Affordable and fast openhole-quality logging data can be acquired by logging while tripping (LWT) pipe to enhance hydraulic fracturing operations through engineered completion designs. With costefficient LWT resistivity, density, neutron and spectral gamma ray logs, perforating and fracturing programs might be designed based on formation properties to optimize cluster placement and stage spacing. The acquisition of memory logs through LWT collars during normal trip-out eliminates the need for vertical pilot holes to evaluate pay zones and allows the completion to be optimized for toe-to-heel heterogeneity.

LWT operations

With more than 650 successful runs worldwide, LWT is a proven formation evaluation technique that allows wireline-quality openhole logs to be acquired immediately after drilling has been completed while the drilling assembly is tripped to surface. LWT measurements are obtained with standard openhole API-calibrated logging devices and meet all requirements for porosity and resistivity measurements. The battery-operated memory-based tools are lightweight with a small outer diameter, allowing simple deployment within specialized LWT drill collars.

The LWT collar, which is inserted into the drillstring on the last bit trip or on the planned reamer run, does not require any change in drilling plans or extra rig time to change to a specialized bottomhole assembly (BHA). LWT tools are deployed (pumped down) at the well total depth (TD) stage and log untethered during the normal pipe trip-out. Virtually no additional rig time is needed.
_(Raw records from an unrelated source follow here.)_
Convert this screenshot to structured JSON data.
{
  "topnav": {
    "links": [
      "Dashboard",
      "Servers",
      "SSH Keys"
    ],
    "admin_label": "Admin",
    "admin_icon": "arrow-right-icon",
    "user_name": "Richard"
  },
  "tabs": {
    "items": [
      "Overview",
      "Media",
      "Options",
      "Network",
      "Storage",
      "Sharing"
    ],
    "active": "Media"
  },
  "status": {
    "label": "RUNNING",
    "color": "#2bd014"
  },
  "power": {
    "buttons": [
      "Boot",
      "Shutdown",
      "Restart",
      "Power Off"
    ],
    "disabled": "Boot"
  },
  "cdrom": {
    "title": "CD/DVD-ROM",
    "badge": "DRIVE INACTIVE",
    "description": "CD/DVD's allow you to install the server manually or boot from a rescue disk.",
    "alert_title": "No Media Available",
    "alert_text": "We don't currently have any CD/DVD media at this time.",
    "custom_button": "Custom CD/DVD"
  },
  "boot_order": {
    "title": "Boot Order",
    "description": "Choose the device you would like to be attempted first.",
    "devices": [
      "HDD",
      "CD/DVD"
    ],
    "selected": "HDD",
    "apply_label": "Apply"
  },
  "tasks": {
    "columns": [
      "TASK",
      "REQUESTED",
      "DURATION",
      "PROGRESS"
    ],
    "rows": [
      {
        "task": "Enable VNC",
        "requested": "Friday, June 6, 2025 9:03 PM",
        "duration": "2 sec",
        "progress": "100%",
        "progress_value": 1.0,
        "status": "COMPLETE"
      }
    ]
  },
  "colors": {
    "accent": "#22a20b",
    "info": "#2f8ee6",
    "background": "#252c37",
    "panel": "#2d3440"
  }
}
During the operation the logging tools reside at all times inside the drillpipe and can be fished, eliminating the risk of damaging or losing the tools and radioactive sources in the hole. While deploying the tools and measuring, the operator has full well control.

Unlike MWD and LWD tools, LWT tools are not a permanent part of the BHA but instead are deployed and retrieved from the drillstring only when log data are required. Operators get the benefit of significant cost savings in openhole data acquisition because

  • There is virtually no additional rig time to acquire logs;
  • Lost-in-hole charges are 10 times to 30 times lower than wireline or LWD; and
  • There is no risk of tool sticking.

The LWT collars are positioned as close to TD as possible. After reaching TD with the LWT collars in the BHA, the tools are deployed in the drillpipe and pumped down. Once landed, the rig pumps a mud pill, if required, and trips out at logging speed. The rig can circulate, rotate or reciprocate pipe with the tools landed in the collar. LWT tools have achieved greater than 98.5% uptime to date, and no tools have been lost in hole.


Reduction of risk, rig time savings, depth and well-towell correlation, and acquisition of formation evaluation data in poor hole conditions are potential benefits in any onshore or offshore well. In unconventional wells, the primary application is enhancing production through engineered completion designs. The traditional approach to perforating placement in horizontal wells with geometrically spaced perforating clusters and stages does not take into account toe-to-heel heterogeneity and often results in a number of perforation clusters that do not contribute to well performance. Production logging data have shown that as much as 40% of perforations might not adequately accept treating fluid, resulting in nonoptimized stimulation of the targeted reservoir.

LWT data are used to optimize completions by precisely positioning stages and perforation clusters along the wellbore that target rock with similar geomechanical and producibility properties. A proprietary ZoneGrader program integrates and analyzes LWT formation evaluation and drilling data (weight on bit, rpm, ROP, torque, MWD/gamma ray and mud logging data). This unique answer product grades the formation along the wellbore based on geomechanical and producibility formation characteristics. Geomechanical rock properties include stress, brittleness and lithology. Producibility properties include lithology, total organic carbon, porosity, permeability and saturation. With the wellbore graded by geomechanical and producibility properties, the number and position of stages can be determined and perforation clusters precisely placed.

After selecting the ideal stage spacing and perforation cluster placement, the shaped charge and gun system design can be optimized to ensure higher payback hydraulic fracturing operations. By using the advanced shaped charge designs and perforating rock with similar properties within the stage, more even proppant distribution can be achieved across all perforation clusters, which leads to enhanced production. In addition, formation breakdown can be improved and the chance of screenout decreased by placing perforations in consistent rock.

The benefits of an engineered completion design based on LWT data can be validated after flowback by deploying a special cable into the well with fiber-optic monitoring sensors. This approach is being used to record distributed temperature (DTS) and acoustic (DAS) surveys to detect and monitor the contribution of each perforation cluster. Unlike traditional production logs, the entire wellbore can be simultaneously surveyed in real time, and the results of the DTS and DAS profiles are used to optimize future stimulation programs and to consider the potential benefits of refracturing programs.